*** Begin section ***
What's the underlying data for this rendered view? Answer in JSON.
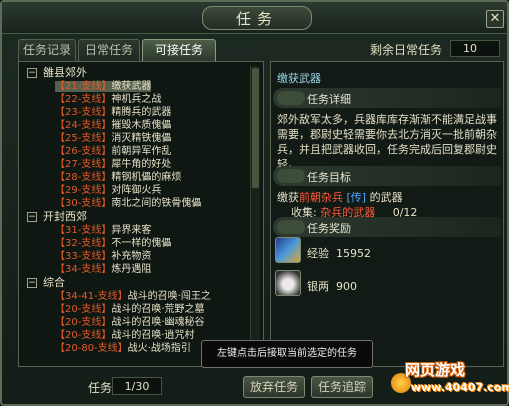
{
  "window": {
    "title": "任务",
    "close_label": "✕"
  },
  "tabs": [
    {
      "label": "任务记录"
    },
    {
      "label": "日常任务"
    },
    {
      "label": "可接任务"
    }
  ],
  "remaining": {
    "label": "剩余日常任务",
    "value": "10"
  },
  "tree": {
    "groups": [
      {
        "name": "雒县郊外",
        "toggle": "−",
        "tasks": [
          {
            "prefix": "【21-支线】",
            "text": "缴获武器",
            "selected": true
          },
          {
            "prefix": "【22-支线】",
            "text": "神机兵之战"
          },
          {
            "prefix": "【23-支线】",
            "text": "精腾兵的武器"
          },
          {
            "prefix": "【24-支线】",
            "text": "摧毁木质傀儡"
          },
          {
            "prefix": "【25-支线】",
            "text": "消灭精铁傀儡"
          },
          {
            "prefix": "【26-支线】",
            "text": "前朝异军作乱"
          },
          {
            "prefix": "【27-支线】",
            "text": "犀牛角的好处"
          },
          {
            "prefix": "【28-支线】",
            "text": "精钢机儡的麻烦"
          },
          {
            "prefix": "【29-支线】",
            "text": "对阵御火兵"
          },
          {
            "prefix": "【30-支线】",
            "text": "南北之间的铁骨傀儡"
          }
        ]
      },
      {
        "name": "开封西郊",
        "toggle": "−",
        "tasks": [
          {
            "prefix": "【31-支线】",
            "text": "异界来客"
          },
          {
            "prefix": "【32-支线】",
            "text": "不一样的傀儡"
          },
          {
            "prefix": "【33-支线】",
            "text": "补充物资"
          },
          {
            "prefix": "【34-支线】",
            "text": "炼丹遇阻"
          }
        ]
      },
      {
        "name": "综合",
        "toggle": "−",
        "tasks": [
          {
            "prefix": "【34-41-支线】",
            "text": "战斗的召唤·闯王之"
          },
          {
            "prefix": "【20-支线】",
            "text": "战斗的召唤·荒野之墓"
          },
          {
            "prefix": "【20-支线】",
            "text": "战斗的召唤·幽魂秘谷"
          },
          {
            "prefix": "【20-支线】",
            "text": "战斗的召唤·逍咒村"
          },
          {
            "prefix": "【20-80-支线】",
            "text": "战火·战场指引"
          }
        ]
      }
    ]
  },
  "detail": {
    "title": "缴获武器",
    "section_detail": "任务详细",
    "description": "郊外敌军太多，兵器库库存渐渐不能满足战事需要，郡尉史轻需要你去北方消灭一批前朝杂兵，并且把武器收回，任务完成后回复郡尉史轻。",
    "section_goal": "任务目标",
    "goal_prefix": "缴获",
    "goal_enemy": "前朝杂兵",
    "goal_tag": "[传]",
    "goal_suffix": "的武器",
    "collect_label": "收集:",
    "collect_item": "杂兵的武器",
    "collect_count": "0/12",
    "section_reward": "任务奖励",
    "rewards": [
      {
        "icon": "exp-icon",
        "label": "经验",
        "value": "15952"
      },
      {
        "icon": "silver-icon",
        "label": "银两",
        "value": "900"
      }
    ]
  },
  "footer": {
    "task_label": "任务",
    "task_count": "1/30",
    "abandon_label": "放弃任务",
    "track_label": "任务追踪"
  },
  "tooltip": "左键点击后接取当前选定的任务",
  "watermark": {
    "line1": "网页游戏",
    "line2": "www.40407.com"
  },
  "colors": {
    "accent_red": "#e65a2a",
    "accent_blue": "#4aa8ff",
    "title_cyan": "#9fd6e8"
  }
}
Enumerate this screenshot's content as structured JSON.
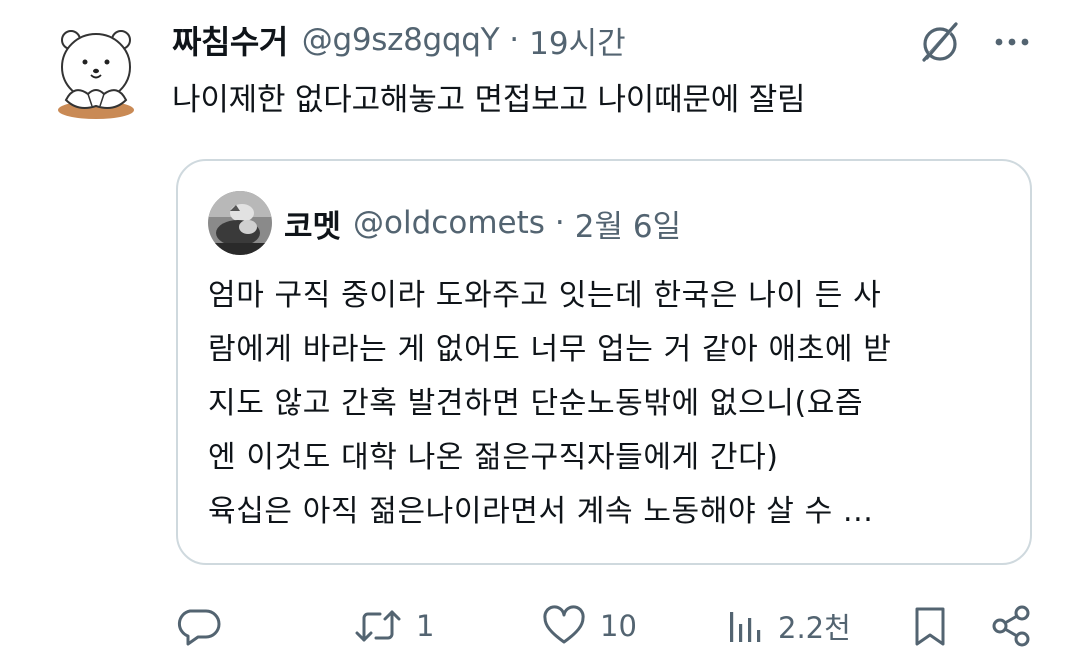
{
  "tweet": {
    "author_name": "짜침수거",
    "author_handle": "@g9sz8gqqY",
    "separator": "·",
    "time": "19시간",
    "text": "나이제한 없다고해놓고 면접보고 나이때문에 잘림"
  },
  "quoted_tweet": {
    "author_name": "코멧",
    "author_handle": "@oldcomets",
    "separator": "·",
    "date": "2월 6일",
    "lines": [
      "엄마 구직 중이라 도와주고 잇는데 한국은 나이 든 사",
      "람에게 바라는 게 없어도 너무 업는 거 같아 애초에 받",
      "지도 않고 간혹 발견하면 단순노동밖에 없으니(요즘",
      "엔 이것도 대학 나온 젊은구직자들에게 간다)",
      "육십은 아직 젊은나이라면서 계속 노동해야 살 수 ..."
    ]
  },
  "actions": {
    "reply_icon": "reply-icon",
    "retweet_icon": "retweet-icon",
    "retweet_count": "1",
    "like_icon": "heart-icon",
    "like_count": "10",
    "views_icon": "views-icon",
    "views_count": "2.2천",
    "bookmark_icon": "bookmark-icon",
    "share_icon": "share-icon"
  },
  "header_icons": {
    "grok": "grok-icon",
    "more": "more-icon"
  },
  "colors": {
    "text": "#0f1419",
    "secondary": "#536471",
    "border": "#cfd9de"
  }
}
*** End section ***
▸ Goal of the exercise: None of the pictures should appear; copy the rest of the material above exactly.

▸ Result of this exercise:
What's the underlying data for this rendered view? Answer in JSON.
{
  "window": {
    "title": "任务",
    "close_label": "✕"
  },
  "tabs": [
    {
      "label": "任务记录"
    },
    {
      "label": "日常任务"
    },
    {
      "label": "可接任务"
    }
  ],
  "remaining": {
    "label": "剩余日常任务",
    "value": "10"
  },
  "tree": {
    "groups": [
      {
        "name": "雒县郊外",
        "toggle": "−",
        "tasks": [
          {
            "prefix": "【21-支线】",
            "text": "缴获武器",
            "selected": true
          },
          {
            "prefix": "【22-支线】",
            "text": "神机兵之战"
          },
          {
            "prefix": "【23-支线】",
            "text": "精腾兵的武器"
          },
          {
            "prefix": "【24-支线】",
            "text": "摧毁木质傀儡"
          },
          {
            "prefix": "【25-支线】",
            "text": "消灭精铁傀儡"
          },
          {
            "prefix": "【26-支线】",
            "text": "前朝异军作乱"
          },
          {
            "prefix": "【27-支线】",
            "text": "犀牛角的好处"
          },
          {
            "prefix": "【28-支线】",
            "text": "精钢机儡的麻烦"
          },
          {
            "prefix": "【29-支线】",
            "text": "对阵御火兵"
          },
          {
            "prefix": "【30-支线】",
            "text": "南北之间的铁骨傀儡"
          }
        ]
      },
      {
        "name": "开封西郊",
        "toggle": "−",
        "tasks": [
          {
            "prefix": "【31-支线】",
            "text": "异界来客"
          },
          {
            "prefix": "【32-支线】",
            "text": "不一样的傀儡"
          },
          {
            "prefix": "【33-支线】",
            "text": "补充物资"
          },
          {
            "prefix": "【34-支线】",
            "text": "炼丹遇阻"
          }
        ]
      },
      {
        "name": "综合",
        "toggle": "−",
        "tasks": [
          {
            "prefix": "【34-41-支线】",
            "text": "战斗的召唤·闯王之"
          },
          {
            "prefix": "【20-支线】",
            "text": "战斗的召唤·荒野之墓"
          },
          {
            "prefix": "【20-支线】",
            "text": "战斗的召唤·幽魂秘谷"
          },
          {
            "prefix": "【20-支线】",
            "text": "战斗的召唤·逍咒村"
          },
          {
            "prefix": "【20-80-支线】",
            "text": "战火·战场指引"
          }
        ]
      }
    ]
  },
  "detail": {
    "title": "缴获武器",
    "section_detail": "任务详细",
    "description": "郊外敌军太多，兵器库库存渐渐不能满足战事需要，郡尉史轻需要你去北方消灭一批前朝杂兵，并且把武器收回，任务完成后回复郡尉史轻。",
    "section_goal": "任务目标",
    "goal_prefix": "缴获",
    "goal_enemy": "前朝杂兵",
    "goal_tag": "[传]",
    "goal_suffix": "的武器",
    "collect_label": "收集:",
    "collect_item": "杂兵的武器",
    "collect_count": "0/12",
    "section_reward": "任务奖励",
    "rewards": [
      {
        "icon": "exp-icon",
        "label": "经验",
        "value": "15952"
      },
      {
        "icon": "silver-icon",
        "label": "银两",
        "value": "900"
      }
    ]
  },
  "footer": {
    "task_label": "任务",
    "task_count": "1/30",
    "abandon_label": "放弃任务",
    "track_label": "任务追踪"
  },
  "tooltip": "左键点击后接取当前选定的任务",
  "watermark": {
    "line1": "网页游戏",
    "line2": "www.40407.com"
  },
  "colors": {
    "accent_red": "#e65a2a",
    "accent_blue": "#4aa8ff",
    "title_cyan": "#9fd6e8"
  }
}
Enumerate this screenshot's content as structured JSON.
{
  "tweet": {
    "author_name": "짜침수거",
    "author_handle": "@g9sz8gqqY",
    "separator": "·",
    "time": "19시간",
    "text": "나이제한 없다고해놓고 면접보고 나이때문에 잘림"
  },
  "quoted_tweet": {
    "author_name": "코멧",
    "author_handle": "@oldcomets",
    "separator": "·",
    "date": "2월 6일",
    "lines": [
      "엄마 구직 중이라 도와주고 잇는데 한국은 나이 든 사",
      "람에게 바라는 게 없어도 너무 업는 거 같아 애초에 받",
      "지도 않고 간혹 발견하면 단순노동밖에 없으니(요즘",
      "엔 이것도 대학 나온 젊은구직자들에게 간다)",
      "육십은 아직 젊은나이라면서 계속 노동해야 살 수 ..."
    ]
  },
  "actions": {
    "reply_icon": "reply-icon",
    "retweet_icon": "retweet-icon",
    "retweet_count": "1",
    "like_icon": "heart-icon",
    "like_count": "10",
    "views_icon": "views-icon",
    "views_count": "2.2천",
    "bookmark_icon": "bookmark-icon",
    "share_icon": "share-icon"
  },
  "header_icons": {
    "grok": "grok-icon",
    "more": "more-icon"
  },
  "colors": {
    "text": "#0f1419",
    "secondary": "#536471",
    "border": "#cfd9de"
  }
}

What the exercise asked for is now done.